| WHAT THE TASK ASKS |
List each line of the data that holds the string "Daily", please.

--- TASK DATA Enclosed Below ---

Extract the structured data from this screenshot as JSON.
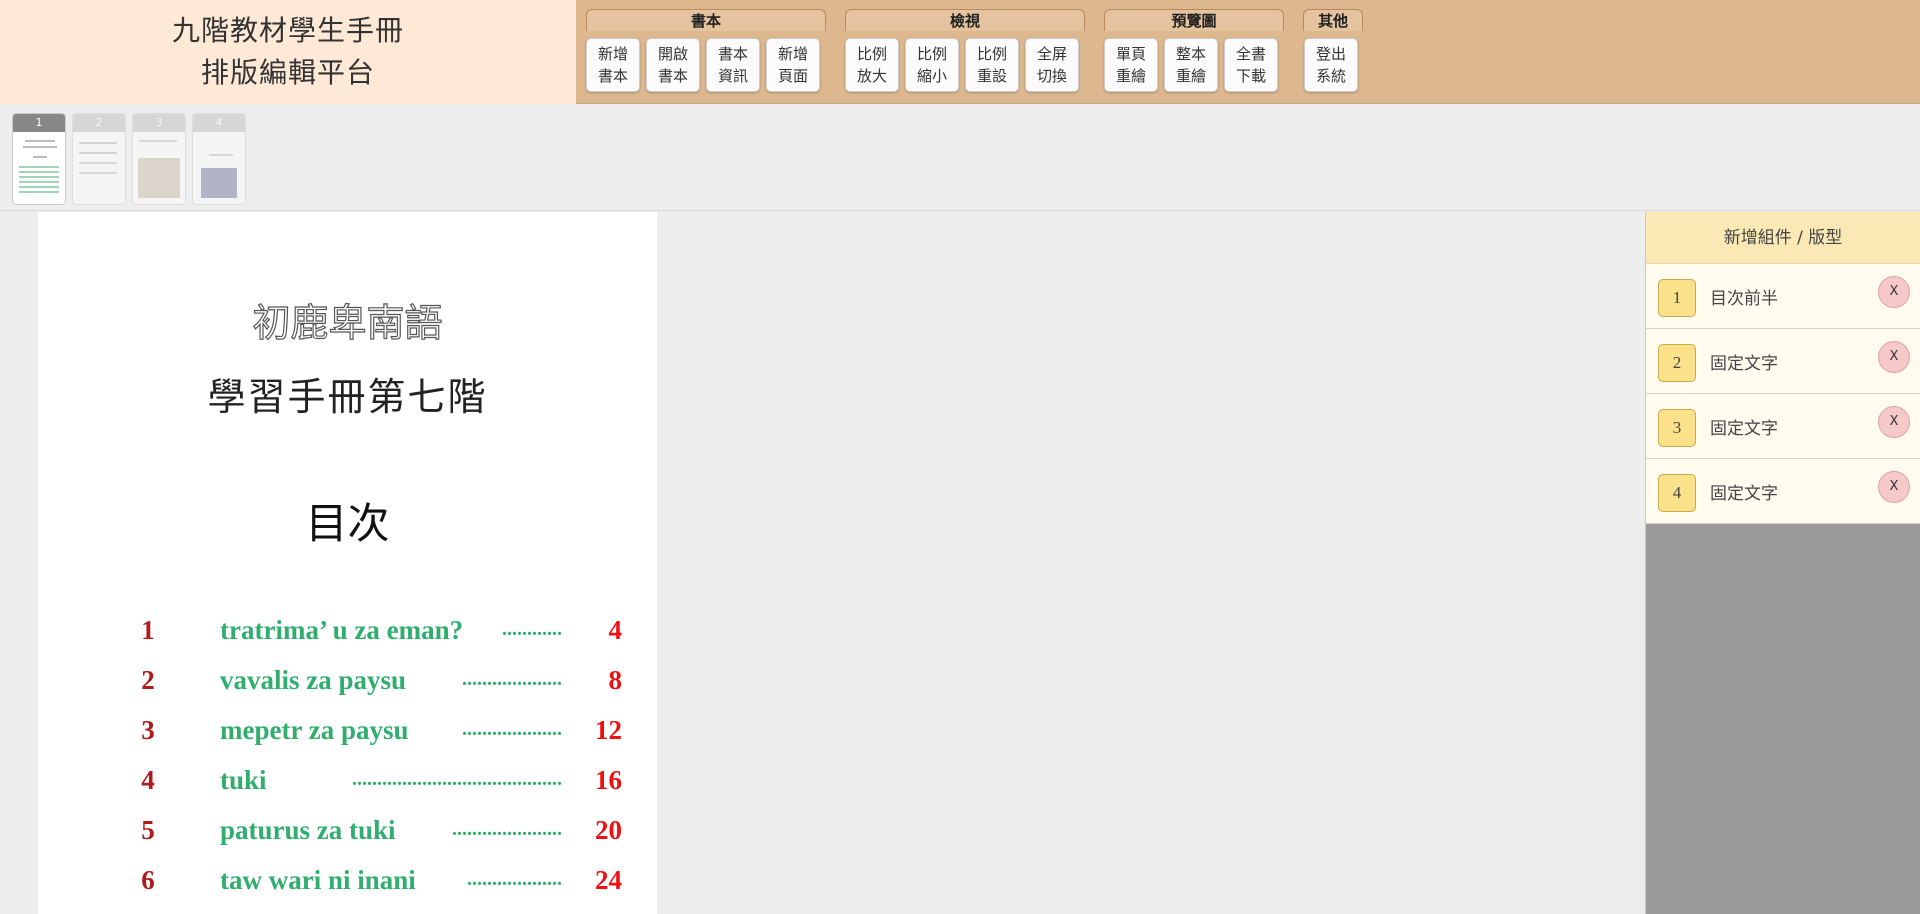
{
  "app": {
    "title_line1": "九階教材學生手冊",
    "title_line2": "排版編輯平台"
  },
  "toolbar": {
    "groups": [
      {
        "title": "書本",
        "buttons": [
          {
            "l1": "新增",
            "l2": "書本"
          },
          {
            "l1": "開啟",
            "l2": "書本"
          },
          {
            "l1": "書本",
            "l2": "資訊"
          },
          {
            "l1": "新增",
            "l2": "頁面"
          }
        ]
      },
      {
        "title": "檢視",
        "buttons": [
          {
            "l1": "比例",
            "l2": "放大"
          },
          {
            "l1": "比例",
            "l2": "縮小"
          },
          {
            "l1": "比例",
            "l2": "重設"
          },
          {
            "l1": "全屏",
            "l2": "切換"
          }
        ]
      },
      {
        "title": "預覽圖",
        "buttons": [
          {
            "l1": "單頁",
            "l2": "重繪"
          },
          {
            "l1": "整本",
            "l2": "重繪"
          },
          {
            "l1": "全書",
            "l2": "下載"
          }
        ]
      },
      {
        "title": "其他",
        "buttons": [
          {
            "l1": "登出",
            "l2": "系統"
          }
        ]
      }
    ]
  },
  "thumbnails": [
    "1",
    "2",
    "3",
    "4"
  ],
  "document": {
    "title_outline": "初鹿卑南語",
    "subtitle": "學習手冊第七階",
    "toc_heading": "目次",
    "toc": [
      {
        "num": "1",
        "text": "tratrima’ u za eman?",
        "dots": "............",
        "page": "4"
      },
      {
        "num": "2",
        "text": "vavalis za paysu",
        "dots": "....................",
        "page": "8"
      },
      {
        "num": "3",
        "text": "mepetr za paysu",
        "dots": "....................",
        "page": "12"
      },
      {
        "num": "4",
        "text": "tuki",
        "dots": "..........................................",
        "page": "16"
      },
      {
        "num": "5",
        "text": "paturus za tuki",
        "dots": "......................",
        "page": "20"
      },
      {
        "num": "6",
        "text": "taw wari ni inani",
        "dots": "...................",
        "page": "24"
      }
    ]
  },
  "panel": {
    "header": "新增組件 / 版型",
    "items": [
      {
        "num": "1",
        "label": "目次前半",
        "del": "X"
      },
      {
        "num": "2",
        "label": "固定文字",
        "del": "X"
      },
      {
        "num": "3",
        "label": "固定文字",
        "del": "X"
      },
      {
        "num": "4",
        "label": "固定文字",
        "del": "X"
      }
    ]
  }
}
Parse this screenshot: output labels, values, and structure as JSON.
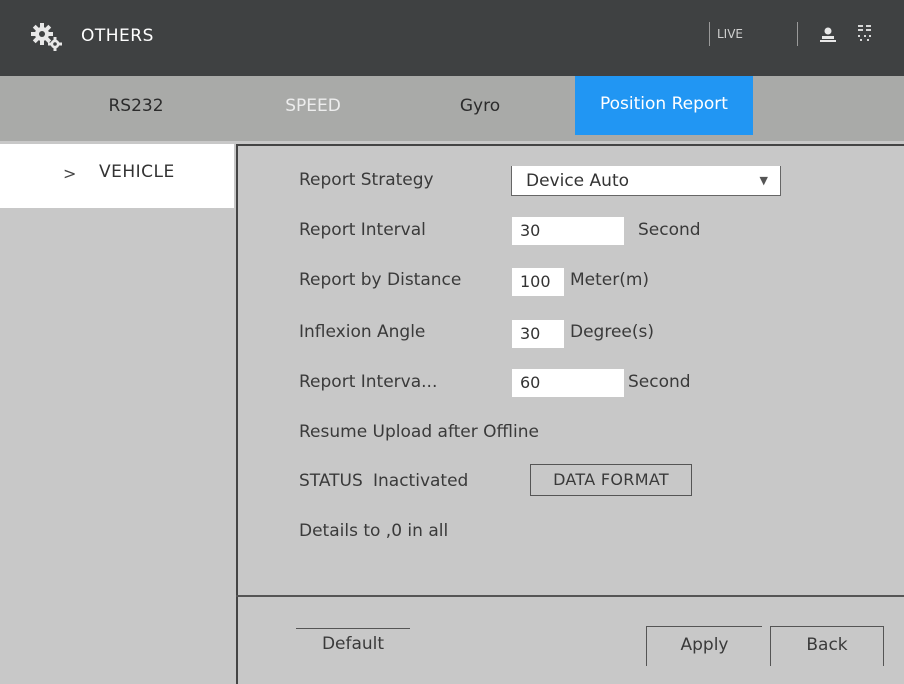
{
  "header": {
    "title": "OTHERS",
    "live_label": "LIVE",
    "gear_icon": "gear-icon",
    "user_icon": "user-icon",
    "grid_icon": "grid-icon"
  },
  "tabs": [
    {
      "label": "RS232",
      "active": false
    },
    {
      "label": "SPEED",
      "active": false
    },
    {
      "label": "Gyro",
      "active": false
    },
    {
      "label": "Position Report",
      "active": true
    }
  ],
  "sidebar": {
    "items": [
      {
        "label": "VEHICLE",
        "selected": true,
        "icon": "chevron-right-icon"
      }
    ]
  },
  "form": {
    "report_strategy_label": "Report Strategy",
    "report_strategy_value": "Device Auto",
    "report_interval_label": "Report Interval",
    "report_interval_value": "30",
    "report_interval_unit": "Second",
    "report_distance_label": "Report by Distance",
    "report_distance_value": "100",
    "report_distance_unit": "Meter(m)",
    "inflexion_label": "Inflexion Angle",
    "inflexion_value": "30",
    "inflexion_unit": "Degree(s)",
    "report_interval2_label": "Report Interva...",
    "report_interval2_value": "60",
    "report_interval2_unit": "Second",
    "resume_upload_label": "Resume Upload after Offline",
    "status_label": "STATUS",
    "status_value": "Inactivated",
    "data_format_button": "DATA FORMAT",
    "details_text": "Details  to ,0 in all"
  },
  "buttons": {
    "default": "Default",
    "apply": "Apply",
    "back": "Back"
  },
  "colors": {
    "titlebar": "#3f4142",
    "tabbar": "#a9aaa8",
    "active_tab": "#2196f3",
    "panel": "#c8c8c8"
  }
}
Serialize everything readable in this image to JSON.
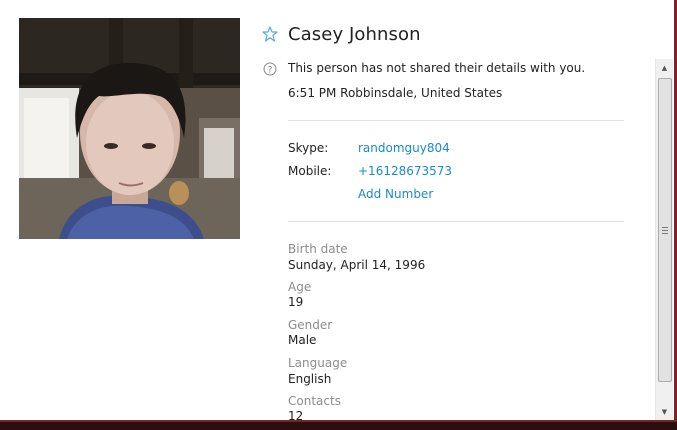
{
  "profile": {
    "name": "Casey Johnson",
    "notice": "This person has not shared their details with you.",
    "local_time": "6:51 PM Robbinsdale, United States",
    "photo_icon": "profile-photo"
  },
  "contact": {
    "skype_label": "Skype:",
    "skype_value": "randomguy804",
    "mobile_label": "Mobile:",
    "mobile_value": "+16128673573",
    "add_number": "Add Number"
  },
  "details": [
    {
      "label": "Birth date",
      "value": "Sunday, April 14, 1996"
    },
    {
      "label": "Age",
      "value": "19"
    },
    {
      "label": "Gender",
      "value": "Male"
    },
    {
      "label": "Language",
      "value": "English"
    },
    {
      "label": "Contacts",
      "value": "12"
    }
  ],
  "icons": {
    "favorite": "star-outline-icon",
    "info": "question-circle-icon"
  },
  "colors": {
    "link": "#1a8ac9",
    "label_gray": "#8c8c8c",
    "divider": "#e2e2e2",
    "window_edge": "#7d2323"
  }
}
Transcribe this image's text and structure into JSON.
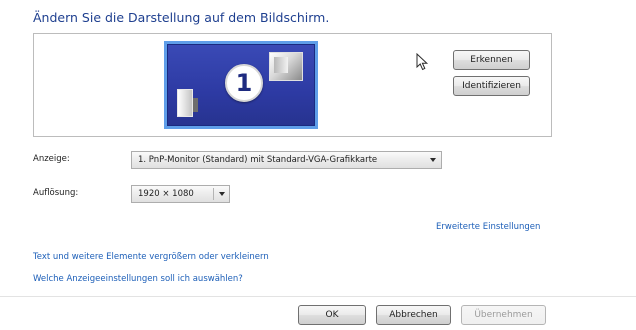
{
  "heading": "Ändern Sie die Darstellung auf dem Bildschirm.",
  "preview": {
    "monitor_number": "1",
    "detect_button": "Erkennen",
    "identify_button": "Identifizieren"
  },
  "display": {
    "label": "Anzeige:",
    "value": "1. PnP-Monitor (Standard) mit Standard-VGA-Grafikkarte"
  },
  "resolution": {
    "label": "Auflösung:",
    "value": "1920 × 1080"
  },
  "links": {
    "advanced_settings": "Erweiterte Einstellungen",
    "text_size": "Text und weitere Elemente vergrößern oder verkleinern",
    "which_settings": "Welche Anzeigeeinstellungen soll ich auswählen?"
  },
  "footer": {
    "ok": "OK",
    "cancel": "Abbrechen",
    "apply": "Übernehmen"
  },
  "icons": {
    "cursor": "mouse-pointer-icon",
    "monitor_preview": "monitor-icon",
    "small_monitor": "computer-monitor-icon",
    "tower": "computer-tower-icon",
    "dropdown": "chevron-down-icon"
  },
  "colors": {
    "heading": "#1e3f8f",
    "link": "#1d5fb8",
    "monitor_fill": "#2d3aa3",
    "monitor_border": "#5f9ee9"
  }
}
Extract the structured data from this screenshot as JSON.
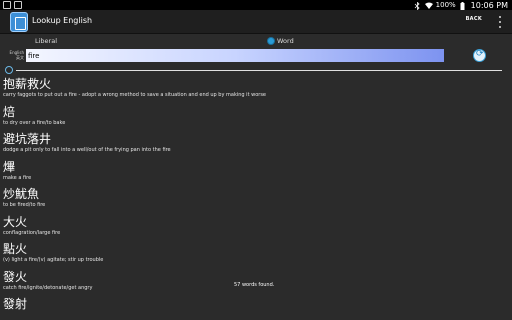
{
  "status_bar": {
    "battery": "100%",
    "time": "10:06 PM"
  },
  "action_bar": {
    "title": "Lookup English",
    "back_label": "BACK"
  },
  "mode": {
    "options": [
      {
        "label": "Liberal",
        "selected": false
      },
      {
        "label": "Word",
        "selected": true
      }
    ]
  },
  "search": {
    "language_label_line1": "English",
    "language_label_line2": "英文",
    "value": "fire"
  },
  "results": [
    {
      "term": "抱薪救火",
      "definition": "carry faggots to put out a fire - adopt a wrong method to save a situation and end up by making it worse"
    },
    {
      "term": "焙",
      "definition": "to dry over a fire/to bake"
    },
    {
      "term": "避坑落井",
      "definition": "dodge a pit only to fall into a well/out of the frying pan into the fire"
    },
    {
      "term": "熚",
      "definition": "make a fire"
    },
    {
      "term": "炒魷魚",
      "definition": "to be fired/to fire"
    },
    {
      "term": "大火",
      "definition": "conflagration/large fire"
    },
    {
      "term": "點火",
      "definition": "(v) light a fire/(v) agitate; stir up trouble"
    },
    {
      "term": "發火",
      "definition": "catch fire/ignite/detonate/get angry"
    },
    {
      "term": "發射",
      "definition": ""
    }
  ],
  "toast": "57 words found.",
  "colors": {
    "accent": "#2a9bd6",
    "background": "#2b2b2b",
    "action_bar": "#1f1f1f"
  }
}
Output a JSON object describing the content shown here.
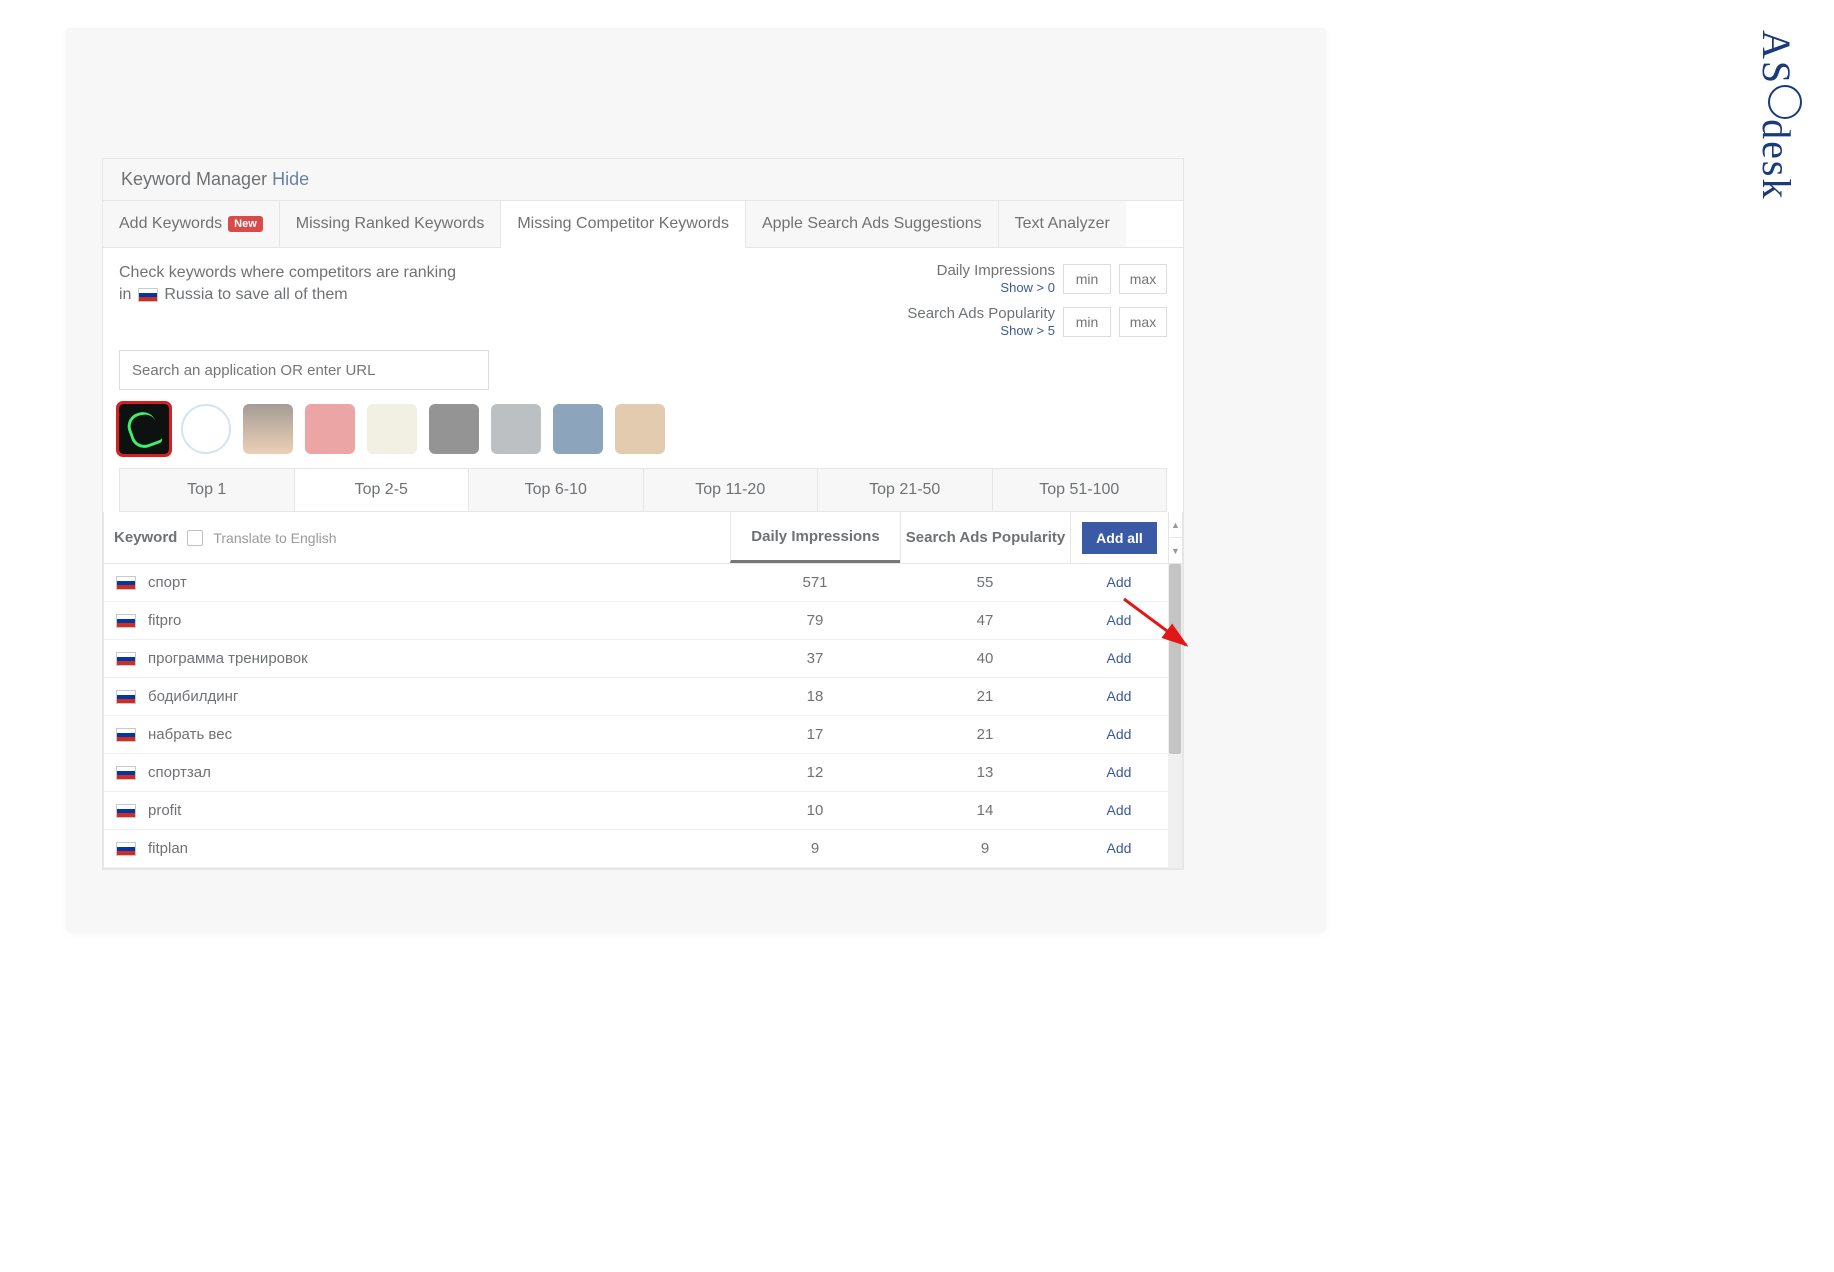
{
  "logo": "ASOdesk",
  "panel": {
    "title_prefix": "Keyword Manager",
    "hide": "Hide"
  },
  "tabs": [
    {
      "label": "Add Keywords",
      "badge": "New",
      "active": false
    },
    {
      "label": "Missing Ranked Keywords",
      "active": false
    },
    {
      "label": "Missing Competitor Keywords",
      "active": true
    },
    {
      "label": "Apple Search Ads Suggestions",
      "active": false
    },
    {
      "label": "Text Analyzer",
      "active": false
    }
  ],
  "desc": {
    "line1": "Check keywords where competitors are ranking",
    "line2a": "in",
    "country": "Russia",
    "line2b": "to save all of them"
  },
  "filters": {
    "di_label": "Daily Impressions",
    "di_link": "Show > 0",
    "sap_label": "Search Ads Popularity",
    "sap_link": "Show > 5",
    "min": "min",
    "max": "max"
  },
  "search_placeholder": "Search an application OR enter URL",
  "top_tabs": [
    {
      "label": "Top 1",
      "active": false
    },
    {
      "label": "Top 2-5",
      "active": true
    },
    {
      "label": "Top 6-10",
      "active": false
    },
    {
      "label": "Top 11-20",
      "active": false
    },
    {
      "label": "Top 21-50",
      "active": false
    },
    {
      "label": "Top 51-100",
      "active": false
    }
  ],
  "table": {
    "head": {
      "keyword": "Keyword",
      "translate": "Translate to English",
      "di": "Daily Impressions",
      "sap": "Search Ads Popularity",
      "add_all": "Add all"
    },
    "rows": [
      {
        "kw": "спорт",
        "di": "571",
        "sap": "55",
        "add": "Add"
      },
      {
        "kw": "fitpro",
        "di": "79",
        "sap": "47",
        "add": "Add"
      },
      {
        "kw": "программа тренировок",
        "di": "37",
        "sap": "40",
        "add": "Add"
      },
      {
        "kw": "бодибилдинг",
        "di": "18",
        "sap": "21",
        "add": "Add"
      },
      {
        "kw": "набрать вес",
        "di": "17",
        "sap": "21",
        "add": "Add"
      },
      {
        "kw": "спортзал",
        "di": "12",
        "sap": "13",
        "add": "Add"
      },
      {
        "kw": "profit",
        "di": "10",
        "sap": "14",
        "add": "Add"
      },
      {
        "kw": "fitplan",
        "di": "9",
        "sap": "9",
        "add": "Add"
      }
    ]
  }
}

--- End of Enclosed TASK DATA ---

| TASK ANSWER |
    "di_label": "Daily Impressions",
      "di": "Daily Impressions",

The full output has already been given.